Additionally, the only way to purchase these uniforms is from an approved store. The least expensive item in the school store that is required and allowed on the school campus for an everyday class is twenty-seven dollars. This tactic discriminates against students who cannot afford the same articles of clothing as other students.

In yet another disturbing example, a religious private school in Florida that is eligible for a state-funded voucher includes these discriminatory policies:

“Hairstyles must be neat and modest with only natural color, must be above the eyebrow and above the collar. No mohawks or other designs may be shaved into the hair. No extreme styles are permitted. The administration reserves the right to deem any hairstyle a violation due to style or color.” This is yet another policy at a private school that discriminates actively against students of color.

“Earrings may not be worn on school property or at school activities,” and “boys… may not wear makeup.” As mentioned earlier, policies that directly target the wearing of makeup or jewelry on masculine-presenting students violate anti-discrimination policies that focus on discrimination on the basis of sex or gender identity.

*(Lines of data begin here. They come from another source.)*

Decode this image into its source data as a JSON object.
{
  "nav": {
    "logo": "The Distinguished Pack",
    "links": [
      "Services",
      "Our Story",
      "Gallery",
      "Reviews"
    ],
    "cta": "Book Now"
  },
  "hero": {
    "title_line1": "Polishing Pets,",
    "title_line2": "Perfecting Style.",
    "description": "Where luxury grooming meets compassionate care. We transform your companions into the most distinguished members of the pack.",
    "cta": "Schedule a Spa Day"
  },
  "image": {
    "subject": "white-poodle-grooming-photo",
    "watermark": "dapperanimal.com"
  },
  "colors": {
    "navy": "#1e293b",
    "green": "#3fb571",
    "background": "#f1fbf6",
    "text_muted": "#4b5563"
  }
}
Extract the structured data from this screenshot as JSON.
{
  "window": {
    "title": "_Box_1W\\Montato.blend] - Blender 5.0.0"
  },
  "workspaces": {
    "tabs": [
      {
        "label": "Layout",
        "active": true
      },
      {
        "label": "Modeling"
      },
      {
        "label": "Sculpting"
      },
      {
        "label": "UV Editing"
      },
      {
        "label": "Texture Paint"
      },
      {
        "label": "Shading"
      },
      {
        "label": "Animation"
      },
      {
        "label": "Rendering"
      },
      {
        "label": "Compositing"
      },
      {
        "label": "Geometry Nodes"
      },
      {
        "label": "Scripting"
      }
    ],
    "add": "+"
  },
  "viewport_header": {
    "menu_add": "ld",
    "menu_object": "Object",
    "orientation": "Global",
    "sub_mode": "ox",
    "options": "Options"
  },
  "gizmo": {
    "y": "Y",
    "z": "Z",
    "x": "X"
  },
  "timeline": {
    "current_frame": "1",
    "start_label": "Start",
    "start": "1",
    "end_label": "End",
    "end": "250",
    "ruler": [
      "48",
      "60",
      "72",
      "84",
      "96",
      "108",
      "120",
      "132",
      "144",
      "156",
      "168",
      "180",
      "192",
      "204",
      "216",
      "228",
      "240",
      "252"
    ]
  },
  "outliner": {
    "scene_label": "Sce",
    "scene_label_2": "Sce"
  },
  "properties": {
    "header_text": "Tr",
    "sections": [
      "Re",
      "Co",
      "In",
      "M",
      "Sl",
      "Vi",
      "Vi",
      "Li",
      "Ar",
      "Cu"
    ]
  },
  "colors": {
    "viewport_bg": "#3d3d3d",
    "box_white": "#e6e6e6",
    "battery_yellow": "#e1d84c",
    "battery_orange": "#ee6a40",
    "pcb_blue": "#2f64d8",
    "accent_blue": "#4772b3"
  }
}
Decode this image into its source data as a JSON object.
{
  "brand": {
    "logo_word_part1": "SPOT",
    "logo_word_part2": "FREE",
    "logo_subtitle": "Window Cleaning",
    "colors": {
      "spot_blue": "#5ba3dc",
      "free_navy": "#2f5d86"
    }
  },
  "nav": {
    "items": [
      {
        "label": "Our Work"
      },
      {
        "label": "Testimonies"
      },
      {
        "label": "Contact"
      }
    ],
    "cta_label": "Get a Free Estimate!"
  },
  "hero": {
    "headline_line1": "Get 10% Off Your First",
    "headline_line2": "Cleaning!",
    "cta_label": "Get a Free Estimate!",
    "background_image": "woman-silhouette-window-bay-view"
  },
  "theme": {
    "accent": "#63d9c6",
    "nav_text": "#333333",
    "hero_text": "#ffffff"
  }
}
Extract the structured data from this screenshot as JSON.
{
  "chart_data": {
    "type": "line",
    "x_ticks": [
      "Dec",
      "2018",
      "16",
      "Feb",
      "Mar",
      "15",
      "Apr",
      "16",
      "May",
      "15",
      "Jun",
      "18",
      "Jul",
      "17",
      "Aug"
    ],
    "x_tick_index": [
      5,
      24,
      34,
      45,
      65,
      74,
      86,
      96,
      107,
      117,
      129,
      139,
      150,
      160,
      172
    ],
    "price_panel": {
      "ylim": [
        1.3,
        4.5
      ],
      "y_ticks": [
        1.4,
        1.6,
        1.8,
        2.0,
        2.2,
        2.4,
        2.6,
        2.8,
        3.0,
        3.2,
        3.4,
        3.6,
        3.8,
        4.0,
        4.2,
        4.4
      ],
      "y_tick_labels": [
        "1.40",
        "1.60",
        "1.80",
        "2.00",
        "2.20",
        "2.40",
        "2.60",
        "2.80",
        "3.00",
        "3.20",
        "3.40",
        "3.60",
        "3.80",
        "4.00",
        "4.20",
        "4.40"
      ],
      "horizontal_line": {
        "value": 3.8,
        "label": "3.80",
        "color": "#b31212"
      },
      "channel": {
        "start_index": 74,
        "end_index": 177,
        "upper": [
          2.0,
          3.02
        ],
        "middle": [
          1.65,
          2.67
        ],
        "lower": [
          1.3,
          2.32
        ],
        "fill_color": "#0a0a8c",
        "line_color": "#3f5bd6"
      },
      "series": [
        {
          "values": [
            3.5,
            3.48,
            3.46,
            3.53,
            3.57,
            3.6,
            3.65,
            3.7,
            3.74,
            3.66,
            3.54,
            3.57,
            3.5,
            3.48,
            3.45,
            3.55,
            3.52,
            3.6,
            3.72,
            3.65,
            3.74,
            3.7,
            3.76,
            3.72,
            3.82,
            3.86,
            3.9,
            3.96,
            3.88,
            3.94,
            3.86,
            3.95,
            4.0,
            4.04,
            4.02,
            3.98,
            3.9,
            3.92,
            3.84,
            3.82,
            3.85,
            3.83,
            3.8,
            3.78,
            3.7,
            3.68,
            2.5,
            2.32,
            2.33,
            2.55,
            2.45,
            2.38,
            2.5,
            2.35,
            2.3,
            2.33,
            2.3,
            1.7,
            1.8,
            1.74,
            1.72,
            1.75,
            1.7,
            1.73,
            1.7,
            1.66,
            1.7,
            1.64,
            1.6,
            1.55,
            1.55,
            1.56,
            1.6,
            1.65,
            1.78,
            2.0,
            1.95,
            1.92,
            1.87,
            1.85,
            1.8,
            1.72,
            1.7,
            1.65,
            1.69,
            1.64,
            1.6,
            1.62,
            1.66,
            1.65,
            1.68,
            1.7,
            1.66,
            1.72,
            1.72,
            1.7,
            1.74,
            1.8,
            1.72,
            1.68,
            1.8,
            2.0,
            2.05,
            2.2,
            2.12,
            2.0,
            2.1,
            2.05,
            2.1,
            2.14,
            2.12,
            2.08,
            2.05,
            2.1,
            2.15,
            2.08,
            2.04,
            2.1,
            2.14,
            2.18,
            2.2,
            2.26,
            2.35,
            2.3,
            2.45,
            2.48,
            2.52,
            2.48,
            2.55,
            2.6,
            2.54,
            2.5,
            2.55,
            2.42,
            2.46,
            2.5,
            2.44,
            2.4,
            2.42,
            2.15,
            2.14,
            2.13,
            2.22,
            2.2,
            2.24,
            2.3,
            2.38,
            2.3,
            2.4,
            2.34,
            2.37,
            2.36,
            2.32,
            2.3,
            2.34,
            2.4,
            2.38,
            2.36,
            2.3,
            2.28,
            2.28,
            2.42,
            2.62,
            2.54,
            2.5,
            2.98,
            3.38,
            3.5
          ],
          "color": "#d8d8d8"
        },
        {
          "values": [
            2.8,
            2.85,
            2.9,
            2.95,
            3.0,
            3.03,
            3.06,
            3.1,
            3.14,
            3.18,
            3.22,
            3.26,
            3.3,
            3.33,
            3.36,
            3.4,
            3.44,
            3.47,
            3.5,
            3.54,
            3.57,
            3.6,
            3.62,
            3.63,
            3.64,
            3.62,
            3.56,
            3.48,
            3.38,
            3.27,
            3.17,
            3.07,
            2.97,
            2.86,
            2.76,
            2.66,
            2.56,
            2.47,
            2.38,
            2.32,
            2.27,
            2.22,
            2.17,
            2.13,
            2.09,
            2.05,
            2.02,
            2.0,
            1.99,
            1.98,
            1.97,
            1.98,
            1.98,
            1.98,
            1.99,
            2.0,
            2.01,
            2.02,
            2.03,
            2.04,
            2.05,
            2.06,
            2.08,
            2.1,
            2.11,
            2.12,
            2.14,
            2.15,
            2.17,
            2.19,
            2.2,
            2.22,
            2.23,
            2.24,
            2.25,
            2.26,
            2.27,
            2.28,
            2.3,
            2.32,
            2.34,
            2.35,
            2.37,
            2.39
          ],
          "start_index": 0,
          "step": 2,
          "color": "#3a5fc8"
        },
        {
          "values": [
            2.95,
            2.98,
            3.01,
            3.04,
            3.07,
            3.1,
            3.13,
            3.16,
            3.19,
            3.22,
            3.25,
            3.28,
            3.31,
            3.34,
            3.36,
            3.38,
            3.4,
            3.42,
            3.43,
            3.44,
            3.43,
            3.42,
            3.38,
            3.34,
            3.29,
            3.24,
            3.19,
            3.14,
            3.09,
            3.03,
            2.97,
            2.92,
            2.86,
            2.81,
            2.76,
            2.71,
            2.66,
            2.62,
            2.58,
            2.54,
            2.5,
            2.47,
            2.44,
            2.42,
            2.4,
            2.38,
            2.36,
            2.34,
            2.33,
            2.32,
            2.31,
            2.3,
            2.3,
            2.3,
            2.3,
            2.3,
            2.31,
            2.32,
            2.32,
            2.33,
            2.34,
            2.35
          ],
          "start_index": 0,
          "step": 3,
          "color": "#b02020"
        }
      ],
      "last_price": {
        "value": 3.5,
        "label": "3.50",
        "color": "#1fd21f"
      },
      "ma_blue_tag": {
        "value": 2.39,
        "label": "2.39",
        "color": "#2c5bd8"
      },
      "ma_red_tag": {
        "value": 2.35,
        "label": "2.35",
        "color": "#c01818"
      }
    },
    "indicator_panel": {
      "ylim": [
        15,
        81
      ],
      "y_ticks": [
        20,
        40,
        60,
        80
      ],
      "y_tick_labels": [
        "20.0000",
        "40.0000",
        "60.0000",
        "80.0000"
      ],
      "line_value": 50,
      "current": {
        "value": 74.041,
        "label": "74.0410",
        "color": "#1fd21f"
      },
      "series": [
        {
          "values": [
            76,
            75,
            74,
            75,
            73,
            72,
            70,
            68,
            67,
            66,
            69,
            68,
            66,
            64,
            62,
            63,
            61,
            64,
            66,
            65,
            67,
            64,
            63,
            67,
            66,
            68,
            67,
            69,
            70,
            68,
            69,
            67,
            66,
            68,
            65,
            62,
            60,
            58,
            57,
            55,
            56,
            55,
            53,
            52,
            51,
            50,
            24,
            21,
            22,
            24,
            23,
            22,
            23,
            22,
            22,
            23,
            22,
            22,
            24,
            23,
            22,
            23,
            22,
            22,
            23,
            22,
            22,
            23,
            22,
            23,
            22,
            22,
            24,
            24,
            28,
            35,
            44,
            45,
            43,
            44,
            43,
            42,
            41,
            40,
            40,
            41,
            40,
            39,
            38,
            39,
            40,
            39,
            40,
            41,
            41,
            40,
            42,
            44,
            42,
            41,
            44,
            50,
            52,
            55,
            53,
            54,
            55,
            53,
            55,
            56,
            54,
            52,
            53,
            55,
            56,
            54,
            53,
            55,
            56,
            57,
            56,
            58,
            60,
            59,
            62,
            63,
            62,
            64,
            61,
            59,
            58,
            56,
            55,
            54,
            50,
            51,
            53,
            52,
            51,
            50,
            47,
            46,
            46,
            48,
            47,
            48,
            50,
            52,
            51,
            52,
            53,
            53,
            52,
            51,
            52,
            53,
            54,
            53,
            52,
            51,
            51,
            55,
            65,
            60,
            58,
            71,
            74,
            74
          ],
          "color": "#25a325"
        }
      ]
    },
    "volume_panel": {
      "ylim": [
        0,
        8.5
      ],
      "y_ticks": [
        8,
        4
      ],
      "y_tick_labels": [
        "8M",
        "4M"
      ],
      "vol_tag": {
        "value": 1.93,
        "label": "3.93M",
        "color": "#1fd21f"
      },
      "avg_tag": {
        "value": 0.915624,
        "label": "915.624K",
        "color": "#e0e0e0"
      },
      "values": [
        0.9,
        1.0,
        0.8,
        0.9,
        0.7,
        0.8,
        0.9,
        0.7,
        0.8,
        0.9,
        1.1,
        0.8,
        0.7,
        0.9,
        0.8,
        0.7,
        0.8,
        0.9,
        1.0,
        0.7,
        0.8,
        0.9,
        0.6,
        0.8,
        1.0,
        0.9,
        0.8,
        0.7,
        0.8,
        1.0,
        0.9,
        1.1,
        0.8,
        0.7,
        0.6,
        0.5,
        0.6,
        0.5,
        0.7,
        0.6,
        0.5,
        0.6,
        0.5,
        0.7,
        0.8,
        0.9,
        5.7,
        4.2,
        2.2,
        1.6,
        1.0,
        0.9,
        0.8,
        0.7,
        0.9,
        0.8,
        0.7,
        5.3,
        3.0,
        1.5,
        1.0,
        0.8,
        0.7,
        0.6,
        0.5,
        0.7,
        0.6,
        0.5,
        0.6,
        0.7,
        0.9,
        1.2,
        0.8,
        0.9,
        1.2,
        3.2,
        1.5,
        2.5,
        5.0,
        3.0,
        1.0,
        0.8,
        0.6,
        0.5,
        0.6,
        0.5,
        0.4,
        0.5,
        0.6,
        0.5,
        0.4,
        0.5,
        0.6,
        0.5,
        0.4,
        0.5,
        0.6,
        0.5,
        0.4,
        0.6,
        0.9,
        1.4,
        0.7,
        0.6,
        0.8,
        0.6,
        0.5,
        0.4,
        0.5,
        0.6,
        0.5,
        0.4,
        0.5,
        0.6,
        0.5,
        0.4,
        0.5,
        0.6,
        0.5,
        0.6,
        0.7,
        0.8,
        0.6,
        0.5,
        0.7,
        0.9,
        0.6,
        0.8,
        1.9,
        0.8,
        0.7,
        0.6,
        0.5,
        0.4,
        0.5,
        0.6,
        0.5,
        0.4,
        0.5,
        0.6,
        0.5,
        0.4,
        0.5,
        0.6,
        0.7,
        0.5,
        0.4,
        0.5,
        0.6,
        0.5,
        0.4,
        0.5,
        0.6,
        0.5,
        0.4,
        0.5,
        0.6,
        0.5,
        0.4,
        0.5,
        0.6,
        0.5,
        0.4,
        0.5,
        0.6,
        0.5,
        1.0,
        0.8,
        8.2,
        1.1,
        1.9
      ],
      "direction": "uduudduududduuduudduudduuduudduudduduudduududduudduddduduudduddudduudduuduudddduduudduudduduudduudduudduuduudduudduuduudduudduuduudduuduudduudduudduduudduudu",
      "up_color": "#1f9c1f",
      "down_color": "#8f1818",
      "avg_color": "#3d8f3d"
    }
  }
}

Master’s Academy, another private school in Florida, also lists a “girls” dress code. The same exact hair policy applies, only strengthening the claim of discrimination on the basis of race. They implement policies that only include articles of clothing that are viewed as feminine for “girls.” One such statement is about skirt length. “Skirts may be no shorter than two inches above the mid-knee. As a girl grows, skirts will need to be lengthened.”

In regard to “chapel” attire, these policies discriminate on the basis of sex, clearly, by singling out what attire students are allowed to wear: “Boys are to wear uniform slacks (no shorts) with a uniform white oxford shirt and belt… Girls are to wear a uniform skort or skirt (no slacks or shorts) with a uniform white oxford shirt.”

In Utah, at Carden Memorial School, the dress code is divided once more into “girls” and “boys.” Girls do not have an option for pants, they can only wear shirts unless in physical education.

These are just three examples of discrimination found in private schools. The story is similar at many other private schools. These schools do not take federal funding, and as such, anti-discrimination policies (such as Title IX) do not often apply to them.

However, when states encourage voucher programs, students are directly sent into these environments. These environments often have many other issues, such as practices that harm students of color, gender non-conforming students, and LGBTQIA+ students. By encouraging parents to eschew public education for these private schools, state governments are directly responsible for supporting these injuries.

Across the United States, people need to strike back against the rush to privatize education. Everyone has the right to education. This is a right declared by the United Nations. Do not let state governments try to devalue public education. They are already taking our books. They are already punishing our students for daring to exist. They are already punishing our teachers for teaching history and literature and even math.

House Bill One in Florida is attempting to do this. The takeover of small schools in Michigan is attempting to do this. Voucher programs across the nation —in Utah, Texas, and Ohio— are attempting to do this. By privatizing education, people are in danger of losing their rights.

Do not let state governments try to take one more chunk out of public education. We will fight to fix this. We will fight against another effort to take away our rights.